The Wallace Collection

The Wallace Collection, A Family Collection, A National Museum, An International Treasure House
Snuff box
  • Snuff box
  • Possibly Jean Charles Simphorien Dubos (1719 - 1781) , Goldsmith
  • Possibly Jean Ducrollay (c. 1710 - 1787), Goldsmith
    After Jean Daullé (1703-1763), Engraver
    After Jaques Dumont, le Romain (1701 - 1781), Painter
  • Paris, France
  • 1760 - 1761
  • Four colour gold, chased, chiselled and engraved
  • Object size: 3.9 x 8.6 x 6.7 cm
    Weight: 201.7 g
  • Maker's mark: 'J C' and a 'D' below, and a heart Parisian type
    Warden's mark: 'v' of the Maison Commune 1760-61
    Charge mark: A harrow, for the fermier Eloy Brichard (1756-62)
    Discharge mark: A shell, for fermier Eloy Brichard (1756-62)
    Warranty mark: Eagle's head in profile, for 1838 to 1846
    Mark: Counter mark, an upright open hand, for tax official Jean-Jacques Prévost (1762-68)
    Label: Exhibition catalogue entry
  • G33
  • Boudoir Cabinet
Images & Media
Further Reading
  • This oval varicoloured gold box has been chased with six pastoral scenes, on a striated background, bordered by shells, scrolls and foliage.
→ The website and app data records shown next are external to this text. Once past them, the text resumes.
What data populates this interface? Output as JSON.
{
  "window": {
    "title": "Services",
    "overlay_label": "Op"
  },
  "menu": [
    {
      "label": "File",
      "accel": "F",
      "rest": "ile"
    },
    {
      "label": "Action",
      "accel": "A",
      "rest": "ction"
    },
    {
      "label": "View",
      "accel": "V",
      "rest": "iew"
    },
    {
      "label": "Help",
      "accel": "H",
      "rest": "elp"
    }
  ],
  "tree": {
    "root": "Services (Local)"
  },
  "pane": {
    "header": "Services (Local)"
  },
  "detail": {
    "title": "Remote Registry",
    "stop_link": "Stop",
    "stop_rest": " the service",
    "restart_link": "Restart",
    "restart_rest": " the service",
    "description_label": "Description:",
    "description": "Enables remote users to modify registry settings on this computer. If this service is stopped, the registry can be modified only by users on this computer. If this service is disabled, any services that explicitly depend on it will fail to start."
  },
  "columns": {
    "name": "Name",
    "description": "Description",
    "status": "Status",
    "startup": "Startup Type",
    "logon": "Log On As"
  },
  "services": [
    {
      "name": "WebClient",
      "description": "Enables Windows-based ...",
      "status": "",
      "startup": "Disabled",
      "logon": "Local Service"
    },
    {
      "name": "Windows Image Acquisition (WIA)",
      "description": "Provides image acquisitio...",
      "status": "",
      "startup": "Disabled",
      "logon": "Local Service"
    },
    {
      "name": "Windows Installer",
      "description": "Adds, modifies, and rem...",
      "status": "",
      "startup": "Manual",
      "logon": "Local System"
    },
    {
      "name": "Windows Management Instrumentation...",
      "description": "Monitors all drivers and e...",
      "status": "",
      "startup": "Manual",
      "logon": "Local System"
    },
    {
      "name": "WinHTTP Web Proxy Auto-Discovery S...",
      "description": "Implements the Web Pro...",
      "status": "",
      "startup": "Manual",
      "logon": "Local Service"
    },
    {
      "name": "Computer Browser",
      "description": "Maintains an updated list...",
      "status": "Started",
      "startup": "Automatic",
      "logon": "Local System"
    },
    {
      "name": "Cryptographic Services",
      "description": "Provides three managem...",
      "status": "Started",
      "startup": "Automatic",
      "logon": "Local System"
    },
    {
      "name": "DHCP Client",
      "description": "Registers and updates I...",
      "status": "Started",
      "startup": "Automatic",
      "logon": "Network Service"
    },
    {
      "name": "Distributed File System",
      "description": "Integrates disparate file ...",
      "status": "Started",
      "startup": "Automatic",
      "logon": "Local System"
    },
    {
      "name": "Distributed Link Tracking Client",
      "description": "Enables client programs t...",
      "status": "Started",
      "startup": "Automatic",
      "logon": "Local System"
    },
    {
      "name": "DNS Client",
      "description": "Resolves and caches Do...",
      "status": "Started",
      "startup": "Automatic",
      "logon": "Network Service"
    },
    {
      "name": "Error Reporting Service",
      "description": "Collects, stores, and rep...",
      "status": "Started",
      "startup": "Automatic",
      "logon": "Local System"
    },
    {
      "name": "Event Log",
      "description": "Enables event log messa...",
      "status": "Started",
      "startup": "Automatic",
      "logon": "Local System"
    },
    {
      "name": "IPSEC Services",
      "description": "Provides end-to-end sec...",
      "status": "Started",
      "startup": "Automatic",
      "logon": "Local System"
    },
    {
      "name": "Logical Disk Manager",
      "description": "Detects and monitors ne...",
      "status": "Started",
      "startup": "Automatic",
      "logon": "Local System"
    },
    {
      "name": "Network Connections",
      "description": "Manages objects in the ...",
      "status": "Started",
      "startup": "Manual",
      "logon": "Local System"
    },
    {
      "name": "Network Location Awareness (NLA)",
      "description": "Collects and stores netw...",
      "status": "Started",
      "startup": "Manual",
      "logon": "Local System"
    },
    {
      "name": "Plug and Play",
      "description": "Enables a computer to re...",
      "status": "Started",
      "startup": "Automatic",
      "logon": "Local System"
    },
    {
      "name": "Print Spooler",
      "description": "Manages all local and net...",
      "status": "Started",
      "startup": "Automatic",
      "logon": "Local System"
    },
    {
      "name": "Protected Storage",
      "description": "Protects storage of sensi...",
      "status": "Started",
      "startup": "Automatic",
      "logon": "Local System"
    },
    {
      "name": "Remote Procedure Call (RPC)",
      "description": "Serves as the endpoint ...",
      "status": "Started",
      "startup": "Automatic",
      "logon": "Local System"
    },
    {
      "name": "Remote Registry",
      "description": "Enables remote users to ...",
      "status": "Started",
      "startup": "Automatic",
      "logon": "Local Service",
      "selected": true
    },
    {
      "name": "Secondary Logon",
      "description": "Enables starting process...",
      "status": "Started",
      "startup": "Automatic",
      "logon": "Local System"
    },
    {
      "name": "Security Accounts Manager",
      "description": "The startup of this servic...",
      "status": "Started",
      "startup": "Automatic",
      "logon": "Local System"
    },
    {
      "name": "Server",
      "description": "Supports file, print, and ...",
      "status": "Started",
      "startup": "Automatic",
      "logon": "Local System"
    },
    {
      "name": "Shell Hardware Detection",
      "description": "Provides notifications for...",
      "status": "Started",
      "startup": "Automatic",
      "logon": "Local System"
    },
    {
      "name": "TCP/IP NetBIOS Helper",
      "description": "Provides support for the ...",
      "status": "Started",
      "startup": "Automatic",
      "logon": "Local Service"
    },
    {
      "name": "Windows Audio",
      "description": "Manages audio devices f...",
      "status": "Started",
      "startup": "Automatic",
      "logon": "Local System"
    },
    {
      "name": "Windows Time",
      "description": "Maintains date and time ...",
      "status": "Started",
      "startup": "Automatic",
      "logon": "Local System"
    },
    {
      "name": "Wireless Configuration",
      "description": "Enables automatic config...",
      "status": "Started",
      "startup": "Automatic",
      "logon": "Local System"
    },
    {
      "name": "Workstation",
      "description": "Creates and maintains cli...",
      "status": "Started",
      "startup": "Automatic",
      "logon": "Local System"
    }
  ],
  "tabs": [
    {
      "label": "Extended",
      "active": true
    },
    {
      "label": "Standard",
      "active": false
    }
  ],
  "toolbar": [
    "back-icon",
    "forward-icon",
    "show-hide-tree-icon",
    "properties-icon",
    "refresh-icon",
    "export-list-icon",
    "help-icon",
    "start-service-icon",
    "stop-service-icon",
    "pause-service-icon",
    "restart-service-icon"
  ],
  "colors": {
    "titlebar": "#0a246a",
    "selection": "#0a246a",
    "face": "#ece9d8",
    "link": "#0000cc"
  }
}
The interior of the box is gold.
    The cover of the box, depicts a Savoyard (travelling musician from the Savoyard region of France) playing the bagpipes and manipulating puppets with his right foot. Two children are watching the performance. This scene is taken from an engraving by Jean Dullé after Jacques Dumont’s “Le joueur de Musette” of 1739.
    Both Jean-Charles-Simphorien Dubos and Jean-Charles Ducrollay had the same goldsmith’s mark for a time; JCD with a heart, a crowned fleur-de-lys and two “grains de remède”. Dubos registered his in 1748 and used it until at least 1759, but not after 1766. Jean-Charles Ducrollay, brother of Jean Ducrollay, and an active partner in the Ducrollay workshop, registered his in 1755. It is thought that since Jean-Charles Ducrollay died in 1766 it is unlikely he ever used his mark as items that came out of the workshop were marked only with JD and a heart.
    Snuffboxes played an important role in fashion and self-promotion, diplomacy and, in the 19th century, in collecting. Often they were used as a currency for their monetary values and the status they could embody. Their practical purpose was often secondary – they were highly valued as art objects in their own right. Gold boxes were a barometer of the taste of the time and exemplify the skills of not only goldsmiths, but also enamellers, lapidaries and miniature painters.